ASSIGNED TASK |
What the task requires is each entry, restated exactly.

***

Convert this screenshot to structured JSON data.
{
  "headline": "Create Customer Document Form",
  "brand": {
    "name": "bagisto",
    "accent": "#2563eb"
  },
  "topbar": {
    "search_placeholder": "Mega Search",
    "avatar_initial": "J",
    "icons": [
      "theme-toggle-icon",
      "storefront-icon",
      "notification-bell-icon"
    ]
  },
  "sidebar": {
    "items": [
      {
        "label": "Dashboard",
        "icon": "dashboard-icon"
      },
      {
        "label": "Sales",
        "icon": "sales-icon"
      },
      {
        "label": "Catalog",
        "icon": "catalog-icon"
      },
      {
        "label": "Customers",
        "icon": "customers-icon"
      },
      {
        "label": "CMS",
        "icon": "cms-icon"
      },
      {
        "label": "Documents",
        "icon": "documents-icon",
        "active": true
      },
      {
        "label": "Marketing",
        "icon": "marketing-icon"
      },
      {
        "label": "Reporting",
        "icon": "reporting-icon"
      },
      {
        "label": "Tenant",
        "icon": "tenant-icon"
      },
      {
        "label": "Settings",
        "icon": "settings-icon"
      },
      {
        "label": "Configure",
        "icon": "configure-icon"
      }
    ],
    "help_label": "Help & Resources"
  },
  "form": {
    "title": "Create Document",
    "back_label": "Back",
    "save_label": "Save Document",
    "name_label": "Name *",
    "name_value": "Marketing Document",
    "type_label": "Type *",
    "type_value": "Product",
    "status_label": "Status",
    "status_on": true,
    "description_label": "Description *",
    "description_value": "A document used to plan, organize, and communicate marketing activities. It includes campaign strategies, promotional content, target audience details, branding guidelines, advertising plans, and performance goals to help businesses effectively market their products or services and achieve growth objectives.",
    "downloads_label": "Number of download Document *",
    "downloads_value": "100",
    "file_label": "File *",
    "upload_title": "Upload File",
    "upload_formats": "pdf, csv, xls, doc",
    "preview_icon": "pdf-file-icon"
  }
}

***

ANSWER TO THE PROBLEM |
Convert this screenshot to structured JSON data.
{
  "headline": "Create Customer Document Form",
  "brand": {
    "name": "bagisto",
    "accent": "#2563eb"
  },
  "topbar": {
    "search_placeholder": "Mega Search",
    "avatar_initial": "J",
    "icons": [
      "theme-toggle-icon",
      "storefront-icon",
      "notification-bell-icon"
    ]
  },
  "sidebar": {
    "items": [
      {
        "label": "Dashboard",
        "icon": "dashboard-icon"
      },
      {
        "label": "Sales",
        "icon": "sales-icon"
      },
      {
        "label": "Catalog",
        "icon": "catalog-icon"
      },
      {
        "label": "Customers",
        "icon": "customers-icon"
      },
      {
        "label": "CMS",
        "icon": "cms-icon"
      },
      {
        "label": "Documents",
        "icon": "documents-icon",
        "active": true
      },
      {
        "label": "Marketing",
        "icon": "marketing-icon"
      },
      {
        "label": "Reporting",
        "icon": "reporting-icon"
      },
      {
        "label": "Tenant",
        "icon": "tenant-icon"
      },
      {
        "label": "Settings",
        "icon": "settings-icon"
      },
      {
        "label": "Configure",
        "icon": "configure-icon"
      }
    ],
    "help_label": "Help & Resources"
  },
  "form": {
    "title": "Create Document",
    "back_label": "Back",
    "save_label": "Save Document",
    "name_label": "Name *",
    "name_value": "Marketing Document",
    "type_label": "Type *",
    "type_value": "Product",
    "status_label": "Status",
    "status_on": true,
    "description_label": "Description *",
    "description_value": "A document used to plan, organize, and communicate marketing activities. It includes campaign strategies, promotional content, target audience details, branding guidelines, advertising plans, and performance goals to help businesses effectively market their products or services and achieve growth objectives.",
    "downloads_label": "Number of download Document *",
    "downloads_value": "100",
    "file_label": "File *",
    "upload_title": "Upload File",
    "upload_formats": "pdf, csv, xls, doc",
    "preview_icon": "pdf-file-icon"
  }
}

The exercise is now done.